A Healthy Harvest
The First Lady hosted a harvest party in the White House kitchen garden today with the students from Bancroft Elementary to celebrate their hard work.
The First Lady hosted a harvest party in the White House kitchen garden today with the students from Bancroft Elementary to celebrate their hard work. As you may remember, the 5th graders helped start the organic kitchen garden back in March. Today, with help from the First Lady, they got to prepare a healthy meal with produce fresh from the garden. The kids harvested lettuce and sugar snap peas then cooked a delicious lunch consisting of salad, baked chicken and brown rice. And once kids finished their salads, they were rewarded with a cupcake topped with fresh garden berries. This was not only a culmination of their efforts, but it was also the realization of a small dream for the First Lady. She explained that planting an organic garden was one of the first things she wanted to do at the White House because of the severity of health issues facing America’s children:

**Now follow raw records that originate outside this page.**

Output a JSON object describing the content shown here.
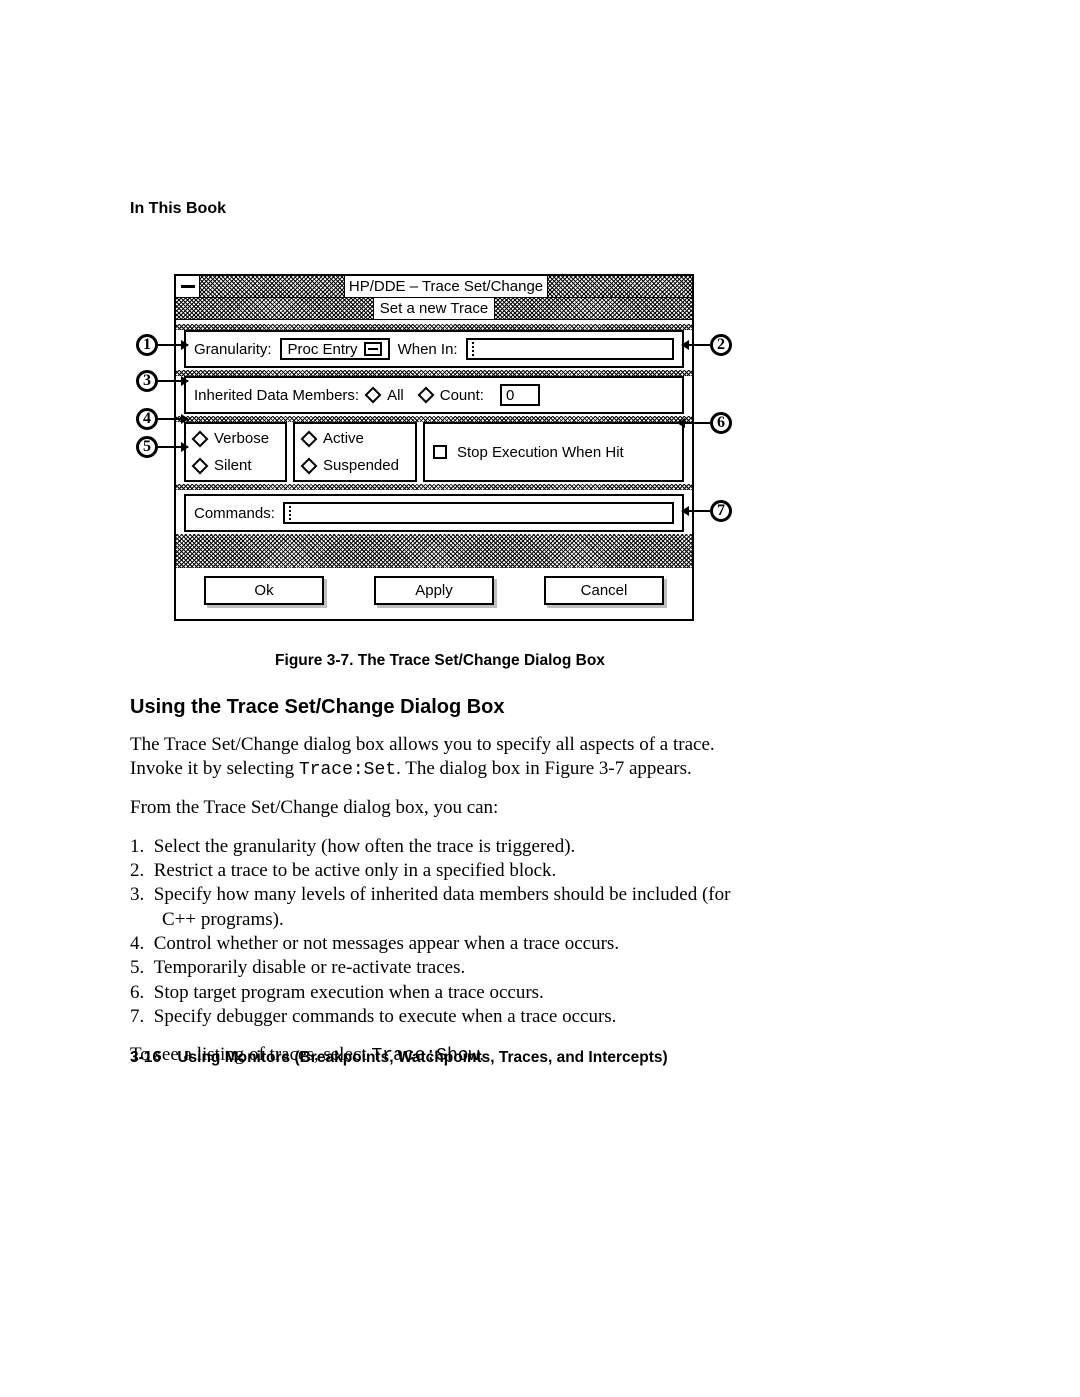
{
  "header": {
    "in_this_book": "In This Book"
  },
  "dialog": {
    "title": "HP/DDE – Trace Set/Change",
    "subtitle": "Set a new Trace",
    "granularity_label": "Granularity:",
    "granularity_value": "Proc Entry",
    "when_in_label": "When In:",
    "when_in_value": "",
    "inherited_label": "Inherited Data Members:",
    "inherited_all": "All",
    "inherited_count_label": "Count:",
    "inherited_count_value": "0",
    "verbose": "Verbose",
    "silent": "Silent",
    "active": "Active",
    "suspended": "Suspended",
    "stop_when_hit": "Stop Execution When Hit",
    "commands_label": "Commands:",
    "commands_value": "",
    "ok": "Ok",
    "apply": "Apply",
    "cancel": "Cancel"
  },
  "callouts": {
    "c1": "1",
    "c2": "2",
    "c3": "3",
    "c4": "4",
    "c5": "5",
    "c6": "6",
    "c7": "7"
  },
  "figure_caption": "Figure 3-7. The Trace Set/Change Dialog Box",
  "section_heading": "Using the Trace Set/Change Dialog Box",
  "para1_a": "The Trace Set/Change dialog box allows you to specify all aspects of a trace. Invoke it by selecting ",
  "para1_code": "Trace:Set",
  "para1_b": ". The dialog box in Figure 3-7 appears.",
  "para2": "From the Trace Set/Change dialog box, you can:",
  "list": {
    "i1": "Select the granularity (how often the trace is triggered).",
    "i2": "Restrict a trace to be active only in a specified block.",
    "i3": "Specify how many levels of inherited data members should be included (for C++ programs).",
    "i4": "Control whether or not messages appear when a trace occurs.",
    "i5": "Temporarily disable or re-activate traces.",
    "i6": "Stop target program execution when a trace occurs.",
    "i7": "Specify debugger commands to execute when a trace occurs."
  },
  "para3_a": "To see a listing of traces, select ",
  "para3_code": "Trace:Show",
  "para3_b": ".",
  "footer": {
    "page": "3-16",
    "title": "Using Monitors (Breakpoints, Watchpoints, Traces, and Intercepts)"
  }
}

But I also thought that this would be a fun and interesting way to talk to kids about healthy eating and nutrition. The President and Congress are going to begin to address health care reform, and these issues of nutrition and wellness and preventative care is going to be the focus of a lot of conversation coming up in the weeks and months to come. And these are issues that I care deeply about, especially when they affect America's children.
Obesity, diabetes, heart disease, high-blood pressure are all diet-related health issues that cost this country more than $120 billion each year. That's a lot of money. While the dollar figure is shocking in and of itself, the effect on our children's health is even more profound. Nearly a third of the children in this country are either overweight or obese, and a third will suffer from diabetes at some point in their lifetime. In Hispanic and African American communities, those numbers climb even higher so that nearly half of the children in those communities will suffer the same fate. Those numbers are unacceptable.

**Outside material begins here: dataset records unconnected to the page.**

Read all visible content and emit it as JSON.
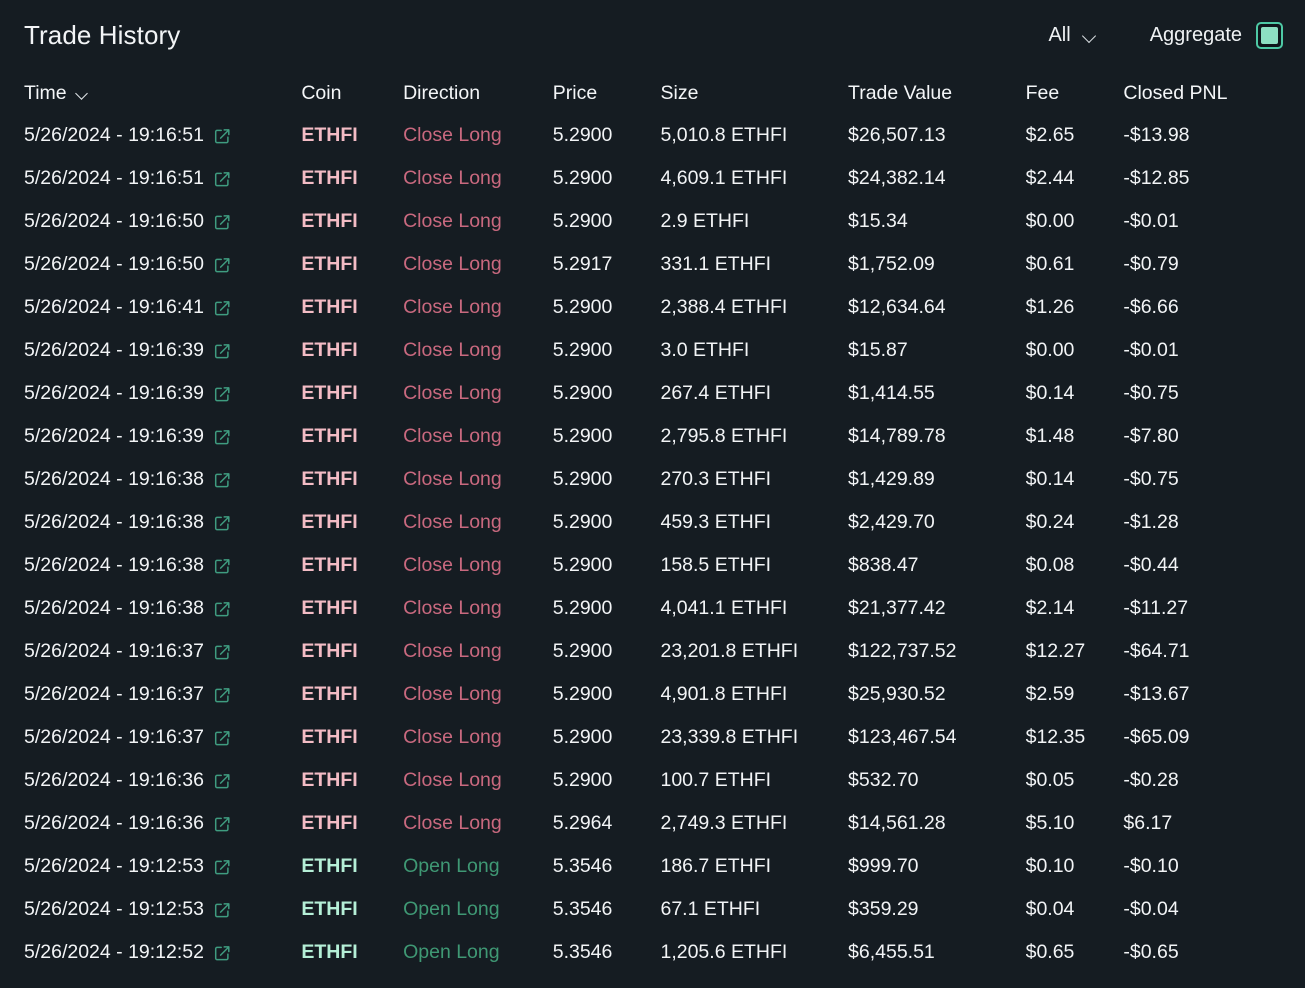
{
  "header": {
    "title": "Trade History",
    "filter_value": "All",
    "filter_icon": "chevron-down-icon",
    "aggregate_label": "Aggregate",
    "aggregate_checked": true
  },
  "colors": {
    "background": "#151c22",
    "text": "#f2f4f6",
    "accent_teal": "#4ec9a5",
    "checkbox_fill": "#8ddfc2",
    "coin_long": "#f3bcc5",
    "coin_short": "#b5efd7",
    "direction_close": "#c9697f",
    "direction_open": "#3f9874"
  },
  "table": {
    "columns": [
      {
        "key": "time",
        "label": "Time",
        "sortable": true,
        "sort_icon": "chevron-down-icon",
        "underlined": false
      },
      {
        "key": "coin",
        "label": "Coin",
        "sortable": false,
        "underlined": false
      },
      {
        "key": "direction",
        "label": "Direction",
        "sortable": false,
        "underlined": false
      },
      {
        "key": "price",
        "label": "Price",
        "sortable": false,
        "underlined": false
      },
      {
        "key": "size",
        "label": "Size",
        "sortable": false,
        "underlined": false
      },
      {
        "key": "value",
        "label": "Trade Value",
        "sortable": false,
        "underlined": false
      },
      {
        "key": "fee",
        "label": "Fee",
        "sortable": false,
        "underlined": false
      },
      {
        "key": "pnl",
        "label": "Closed PNL",
        "sortable": false,
        "underlined": true
      }
    ],
    "row_link_icon": "external-link-icon",
    "rows": [
      {
        "time": "5/26/2024 - 19:16:51",
        "coin": "ETHFI",
        "direction": "Close Long",
        "price": "5.2900",
        "size": "5,010.8 ETHFI",
        "value": "$26,507.13",
        "fee": "$2.65",
        "pnl": "-$13.98"
      },
      {
        "time": "5/26/2024 - 19:16:51",
        "coin": "ETHFI",
        "direction": "Close Long",
        "price": "5.2900",
        "size": "4,609.1 ETHFI",
        "value": "$24,382.14",
        "fee": "$2.44",
        "pnl": "-$12.85"
      },
      {
        "time": "5/26/2024 - 19:16:50",
        "coin": "ETHFI",
        "direction": "Close Long",
        "price": "5.2900",
        "size": "2.9 ETHFI",
        "value": "$15.34",
        "fee": "$0.00",
        "pnl": "-$0.01"
      },
      {
        "time": "5/26/2024 - 19:16:50",
        "coin": "ETHFI",
        "direction": "Close Long",
        "price": "5.2917",
        "size": "331.1 ETHFI",
        "value": "$1,752.09",
        "fee": "$0.61",
        "pnl": "-$0.79"
      },
      {
        "time": "5/26/2024 - 19:16:41",
        "coin": "ETHFI",
        "direction": "Close Long",
        "price": "5.2900",
        "size": "2,388.4 ETHFI",
        "value": "$12,634.64",
        "fee": "$1.26",
        "pnl": "-$6.66"
      },
      {
        "time": "5/26/2024 - 19:16:39",
        "coin": "ETHFI",
        "direction": "Close Long",
        "price": "5.2900",
        "size": "3.0 ETHFI",
        "value": "$15.87",
        "fee": "$0.00",
        "pnl": "-$0.01"
      },
      {
        "time": "5/26/2024 - 19:16:39",
        "coin": "ETHFI",
        "direction": "Close Long",
        "price": "5.2900",
        "size": "267.4 ETHFI",
        "value": "$1,414.55",
        "fee": "$0.14",
        "pnl": "-$0.75"
      },
      {
        "time": "5/26/2024 - 19:16:39",
        "coin": "ETHFI",
        "direction": "Close Long",
        "price": "5.2900",
        "size": "2,795.8 ETHFI",
        "value": "$14,789.78",
        "fee": "$1.48",
        "pnl": "-$7.80"
      },
      {
        "time": "5/26/2024 - 19:16:38",
        "coin": "ETHFI",
        "direction": "Close Long",
        "price": "5.2900",
        "size": "270.3 ETHFI",
        "value": "$1,429.89",
        "fee": "$0.14",
        "pnl": "-$0.75"
      },
      {
        "time": "5/26/2024 - 19:16:38",
        "coin": "ETHFI",
        "direction": "Close Long",
        "price": "5.2900",
        "size": "459.3 ETHFI",
        "value": "$2,429.70",
        "fee": "$0.24",
        "pnl": "-$1.28"
      },
      {
        "time": "5/26/2024 - 19:16:38",
        "coin": "ETHFI",
        "direction": "Close Long",
        "price": "5.2900",
        "size": "158.5 ETHFI",
        "value": "$838.47",
        "fee": "$0.08",
        "pnl": "-$0.44"
      },
      {
        "time": "5/26/2024 - 19:16:38",
        "coin": "ETHFI",
        "direction": "Close Long",
        "price": "5.2900",
        "size": "4,041.1 ETHFI",
        "value": "$21,377.42",
        "fee": "$2.14",
        "pnl": "-$11.27"
      },
      {
        "time": "5/26/2024 - 19:16:37",
        "coin": "ETHFI",
        "direction": "Close Long",
        "price": "5.2900",
        "size": "23,201.8 ETHFI",
        "value": "$122,737.52",
        "fee": "$12.27",
        "pnl": "-$64.71"
      },
      {
        "time": "5/26/2024 - 19:16:37",
        "coin": "ETHFI",
        "direction": "Close Long",
        "price": "5.2900",
        "size": "4,901.8 ETHFI",
        "value": "$25,930.52",
        "fee": "$2.59",
        "pnl": "-$13.67"
      },
      {
        "time": "5/26/2024 - 19:16:37",
        "coin": "ETHFI",
        "direction": "Close Long",
        "price": "5.2900",
        "size": "23,339.8 ETHFI",
        "value": "$123,467.54",
        "fee": "$12.35",
        "pnl": "-$65.09"
      },
      {
        "time": "5/26/2024 - 19:16:36",
        "coin": "ETHFI",
        "direction": "Close Long",
        "price": "5.2900",
        "size": "100.7 ETHFI",
        "value": "$532.70",
        "fee": "$0.05",
        "pnl": "-$0.28"
      },
      {
        "time": "5/26/2024 - 19:16:36",
        "coin": "ETHFI",
        "direction": "Close Long",
        "price": "5.2964",
        "size": "2,749.3 ETHFI",
        "value": "$14,561.28",
        "fee": "$5.10",
        "pnl": "$6.17"
      },
      {
        "time": "5/26/2024 - 19:12:53",
        "coin": "ETHFI",
        "direction": "Open Long",
        "price": "5.3546",
        "size": "186.7 ETHFI",
        "value": "$999.70",
        "fee": "$0.10",
        "pnl": "-$0.10"
      },
      {
        "time": "5/26/2024 - 19:12:53",
        "coin": "ETHFI",
        "direction": "Open Long",
        "price": "5.3546",
        "size": "67.1 ETHFI",
        "value": "$359.29",
        "fee": "$0.04",
        "pnl": "-$0.04"
      },
      {
        "time": "5/26/2024 - 19:12:52",
        "coin": "ETHFI",
        "direction": "Open Long",
        "price": "5.3546",
        "size": "1,205.6 ETHFI",
        "value": "$6,455.51",
        "fee": "$0.65",
        "pnl": "-$0.65"
      }
    ]
  }
}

With children not exercising and not eating right, childhood obesity has become an epidemic in America that threatens to cause younger generations to have a shorter life span than their parents. So how do we get our kids to eat healthier? The First Lady stated that if the food tastes good, they’ll eat it:

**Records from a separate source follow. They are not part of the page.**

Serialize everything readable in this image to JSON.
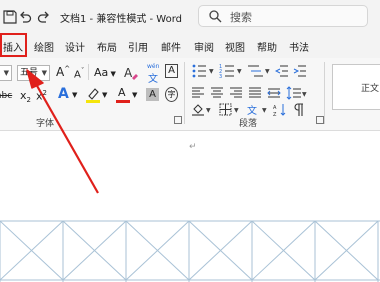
{
  "window": {
    "title": "文档1 - 兼容性模式 - Word",
    "search_label": "搜索"
  },
  "tabs": [
    {
      "label": "插入"
    },
    {
      "label": "绘图"
    },
    {
      "label": "设计"
    },
    {
      "label": "布局"
    },
    {
      "label": "引用"
    },
    {
      "label": "邮件"
    },
    {
      "label": "审阅"
    },
    {
      "label": "视图"
    },
    {
      "label": "帮助"
    },
    {
      "label": "书法"
    }
  ],
  "ribbon": {
    "font_size_value": "五号",
    "grow_font": "A",
    "shrink_font": "A",
    "change_case": "Aa",
    "char_border": "A",
    "font_color_letter": "A",
    "char_shading": "A",
    "strikethrough": "abc",
    "subscript": "x",
    "subscript_sub": "2",
    "superscript": "x",
    "superscript_sup": "2",
    "text_effect": "A",
    "phonetic_top": "wén",
    "phonetic_bottom": "文",
    "font_group_label": "字体",
    "paragraph_group_label": "段落",
    "style_normal": "正文"
  },
  "colors": {
    "highlight_red": "#e0201b",
    "font_color": "#e0201b",
    "highlight_yellow": "#f5e50c",
    "text_effect_blue": "#2a6fdb",
    "table_line": "#a9c2d6"
  }
}
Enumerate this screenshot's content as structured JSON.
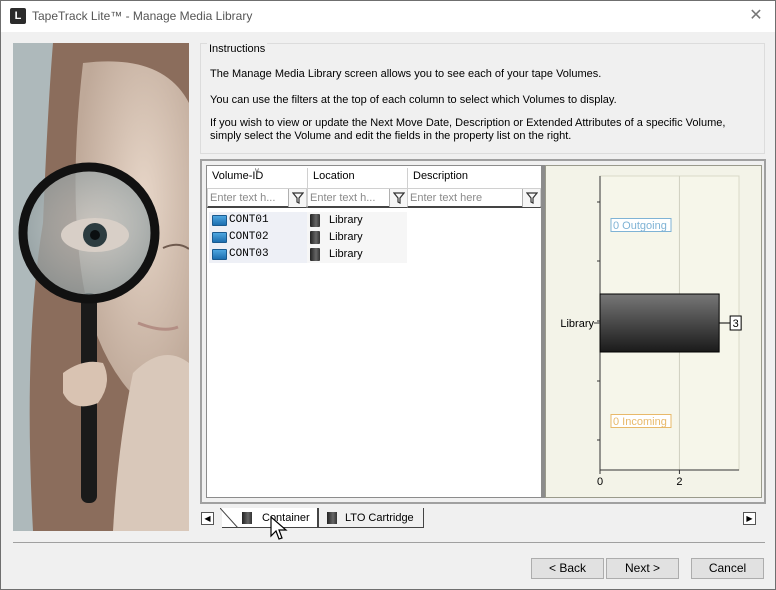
{
  "window": {
    "title": "TapeTrack Lite™ - Manage Media Library",
    "app_icon": "L",
    "close_glyph": "✕"
  },
  "instructions": {
    "legend": "Instructions",
    "line1": "The Manage Media Library screen allows you to see each of your tape Volumes.",
    "line2": "You can use the filters at the top of each column to select which Volumes to display.",
    "line3": "If you wish to view or update the Next Move Date, Description or Extended Attributes of a specific Volume, simply select the Volume and edit the fields in the property list on the right."
  },
  "grid": {
    "columns": [
      "Volume-ID",
      "Location",
      "Description"
    ],
    "filter_placeholders": [
      "Enter text h...",
      "Enter text h...",
      "Enter text here"
    ],
    "rows": [
      {
        "volume_id": "CONT01",
        "location": "Library"
      },
      {
        "volume_id": "CONT02",
        "location": "Library"
      },
      {
        "volume_id": "CONT03",
        "location": "Library"
      }
    ]
  },
  "chart_data": {
    "type": "bar",
    "orientation": "horizontal",
    "categories": [
      "Outgoing",
      "Library",
      "Incoming"
    ],
    "values": [
      0,
      3,
      0
    ],
    "category_labels": [
      "",
      "Library",
      ""
    ],
    "data_labels": [
      "0 Outgoing",
      "3",
      "0 Incoming"
    ],
    "xlim": [
      0,
      3.5
    ],
    "x_ticks": [
      "0",
      "2"
    ],
    "colors": {
      "outgoing": "#7fb3d5",
      "library": "#1a1a1a",
      "incoming": "#e8b96a"
    }
  },
  "tabs": [
    {
      "label": "Container",
      "selected": true
    },
    {
      "label": "LTO Cartridge",
      "selected": false
    }
  ],
  "scroll": {
    "left": "◀",
    "right": "▶"
  },
  "buttons": {
    "back": "< Back",
    "next": "Next >",
    "cancel": "Cancel"
  }
}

Well, I've learned that if it's fresh and grown locally, it's probably going to taste better. That's what I learned. And that's how I've been able to get my children to try different things, and in particular fruits and vegetables. By making this small change in our family's diet and adding more fresh produce for my family, Barack, the girls, me, we all started to notice over a very short period of time that we felt much better and we had more energy, right? And so I wanted to share this little piece of experience that I had with the rest of the nation, a wider audience, which is what brings us here today.
This gorgeous and bountiful garden that you saw over there has given us the chance to not just have some fun, which we've had a lot of it, but to shed some light on the important -- on the important food and nutrition issues that we're going to need to address as a nation. We have to deal with these issues.
More than 90 pounds of produce has been harvested so far. Some of it has been used for meals at the White House, but much of it has gone to area soup kitchens. While fresh fruits and vegetables are delicious, unfortunately they are not easily accessible to everyone, especially those in low-income areas. As the First Lady explained, for those Americans who live in areas where healthy food is out of reach, a healthy future is also out of reach. This is why community gardens are so exciting. They provide the opportunity to make healthy, affordable food readily available while bringing communities together. People are learning the benefits of community gardening -- over 1 million community gardens are flourishing right now, many in underserved urban communities. These gardens are bringing neighbors together to create a healthier community and a healthier future for the kids.
However, the First Lady explained that the government must also take a role in ensuring our kids have access to healthy and nutritious food. The USDA’s National School Lunch Program serves 30 million meals a year in low-income schools. The school meals serve as a main source of nourishment for these kids, so it is essential that they are healthy. Additionally, the Child Nutrition Act, which regulates federal nutrition programs, is up for reauthorization later this year. By making our children’s nutrition a top priority, we can help assure a healthier future.